As we continue to answer questions from the most recent KCS Fireside Chat, today we address the following:
- How could a 60% and a 90% funded plan have the same return on asset assumption (ROA)? Shouldn’t the asset allocation be based on the funded ratio?
They shouldn’t is the quick response, and yes, asset allocation should be predicated on the defined benefit plan’s funded ratio/status.
If two plans are striving for a 7.5% ROA, they are most likely going to have very similar asset allocations. In 1995, striving for a 7.5% annual return could be achieved through a mostly fixed income-oriented portfolio, and the standard deviation associated with that target return was only +/- 6%. The plans with very different funded status wouldn’t necessarily be harmed in that environment.
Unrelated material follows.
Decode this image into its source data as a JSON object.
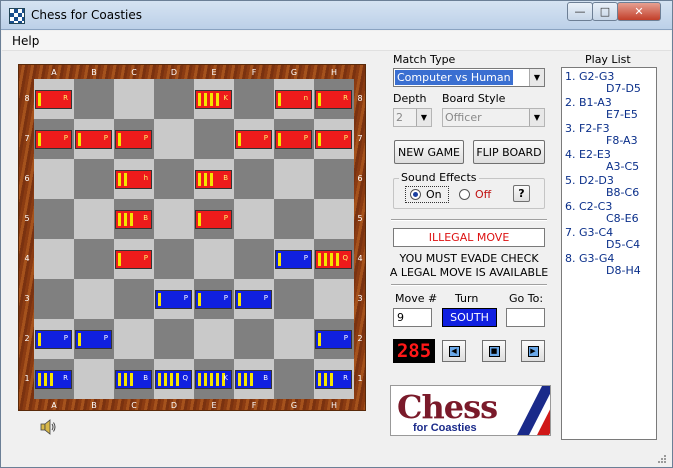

However, according to Callan Associates Capital Market Projections, a 7.5% return objective in 2016 would come with a standard deviation of +/- 17.2%, and as markets continued to ramp up through 2017 that projected variability likely rose from that level. For the plan that is 90% funded (on a market-to-market basis), it has nearly won the battle. Subjecting the plan’s corpus to a traditional asset allocation with a standard deviation of more than 17% borders on being negligent.
But, how do you know what your return target should be since we know that the ROA is not a calculated number? Simply, every plan should undertake to have an asset exhaustion test run, which will determine the “true” return objective needed to ensure that the plan’s assets are never exhausted.
We recently did a review of two multi-employer plans that had the same ROA. After completing the asset exhaustion test, it was determined that one plan only needed a 6.85% return to ensure solvency, while the other fund needed a return greater than 11% / annum to accomplish that objective. Yet, they had been told that 7.5% was the objective for both, and each plan’s asset allocation reflected that pursuit.
Every defined benefit plan should be pursuing a de-risking strategy no matter what there funded status. Obviously, a plan that is poorly funded will have lessened ability to defease retired lives, but they should at least use the current highly interest rate sensitive fixed income to begin that process. Waiting for the next equity market crash before engaging in a de-risking strategy is very painful, and could prove terminal.